“The main benefit of this project is to reduce the labor and physical demand of conventional construction” Montemayor said.
The hybrid construction method combines the 3D printed concrete with wood framing. Cornell University Researcher and Co-Founder of Hannah Designs, Leslie Lok says this could provide more protection during weather events.
“The Texas coast is vulnerable to hurricanes and flooding. The concrete structure itself is more resilient to withstand hurricane winds and also flooding” Lok says.
She says the technology is also more energy-efficient.
“It has a very high insulation property and behavior, and so it will consume less energy. The owner will probably have a much lower air conditioning bill in the summer” Lok says.
The printer can print up to 20 hours a day, but project managers say they have reduced printing time to be respectful of neighbors.
“It’s going to take probably a 6-month period, but this is not the intention for the future.
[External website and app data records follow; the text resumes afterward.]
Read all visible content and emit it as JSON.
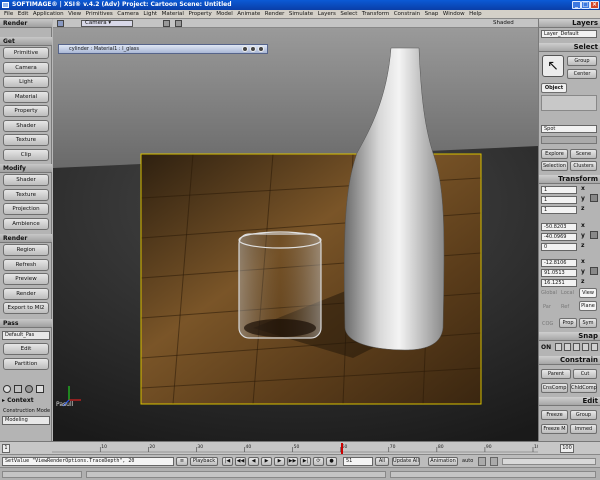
{
  "window": {
    "title": "SOFTIMAGE® | XSI® v.4.2 (Adv) Project: Cartoon   Scene: Untitled"
  },
  "menubar": [
    "File",
    "Edit",
    "Application",
    "View",
    "Primitives",
    "Camera",
    "Light",
    "Material",
    "Property",
    "Model",
    "Animate",
    "Render",
    "Simulate",
    "Layers",
    "Select",
    "Transform",
    "Constrain",
    "Snap",
    "Window",
    "Help"
  ],
  "left_panel": {
    "header_render": "Render",
    "get_label": "Get",
    "get_items": [
      "Primitive",
      "Camera",
      "Light",
      "Material",
      "Property",
      "Shader",
      "Texture",
      "Clip"
    ],
    "modify_label": "Modify",
    "modify_items": [
      "Shader",
      "Texture",
      "Projection",
      "Ambience"
    ],
    "render_label": "Render",
    "render_items": [
      "Region",
      "Refresh",
      "Preview",
      "Render",
      "Export to MI2"
    ],
    "pass_label": "Pass",
    "pass_value": "Default_Pas",
    "pass_items": [
      "Edit",
      "Partition"
    ],
    "context_label": "Context",
    "construction_mode_label": "Construction Mode",
    "construction_mode_value": "Modeling"
  },
  "viewport": {
    "camera_label": "Camera",
    "shaded_label": "Shaded",
    "render_region_title": "cylinder : Material1 : I_glass",
    "position_label": "Pasull"
  },
  "right_panel": {
    "layers_label": "Layers",
    "layer_value": "Layer_Default",
    "select_label": "Select",
    "group_label": "Group",
    "center_label": "Center",
    "object_label": "Object",
    "spot_value": "Spot",
    "explore_label": "Explore",
    "scene_label": "Scene",
    "selection_label": "Selection",
    "clusters_label": "Clusters",
    "transform_label": "Transform",
    "scale_values": [
      "1",
      "1",
      "1"
    ],
    "rotate_values": [
      "-50.8203",
      "-40.0969",
      "0"
    ],
    "translate_values": [
      "-12.8106",
      "91.0513",
      "16.1251"
    ],
    "axes": [
      "x",
      "y",
      "z"
    ],
    "global_label": "Global",
    "local_label": "Local",
    "view_label": "View",
    "par_label": "Par",
    "ref_label": "Ref",
    "plane_label": "Plane",
    "cog_label": "COG",
    "prop_label": "Prop",
    "sym_label": "Sym",
    "snap_label": "Snap",
    "snap_on": "ON",
    "constrain_label": "Constrain",
    "parent_label": "Parent",
    "cut_label": "Cut",
    "cnscomp_label": "CnsComp",
    "chldcomp_label": "ChldComp",
    "edit_label": "Edit",
    "freeze_label": "Freeze",
    "group2_label": "Group",
    "freeze_m_label": "Freeze M",
    "immed_label": "Immed"
  },
  "timeline": {
    "start": "1",
    "end": "100",
    "ticks": [
      "10",
      "20",
      "30",
      "40",
      "50",
      "60",
      "70",
      "80",
      "90",
      "100"
    ]
  },
  "command": {
    "text": "SetValue \"ViewRenderOptions.TraceDepth\", 20",
    "playback_label": "Playback",
    "current_frame": "51",
    "all_label": "All",
    "update_label": "Update All",
    "animation_label": "Animation",
    "auto_label": "auto"
  },
  "colors": {
    "titlebar": "#0a4bc4",
    "selection_frame": "#d8c000",
    "timeline_marker": "#cc0000"
  }
}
In the future, once everything is well-understood and all the problems have been taken care of, things will go much faster” Dr. Zerbe says.
Lok also says the automation and precision of 3d printing could help with the current housing crisis, brought on by inflation and in-turn, low housing supply.
Source: Fox News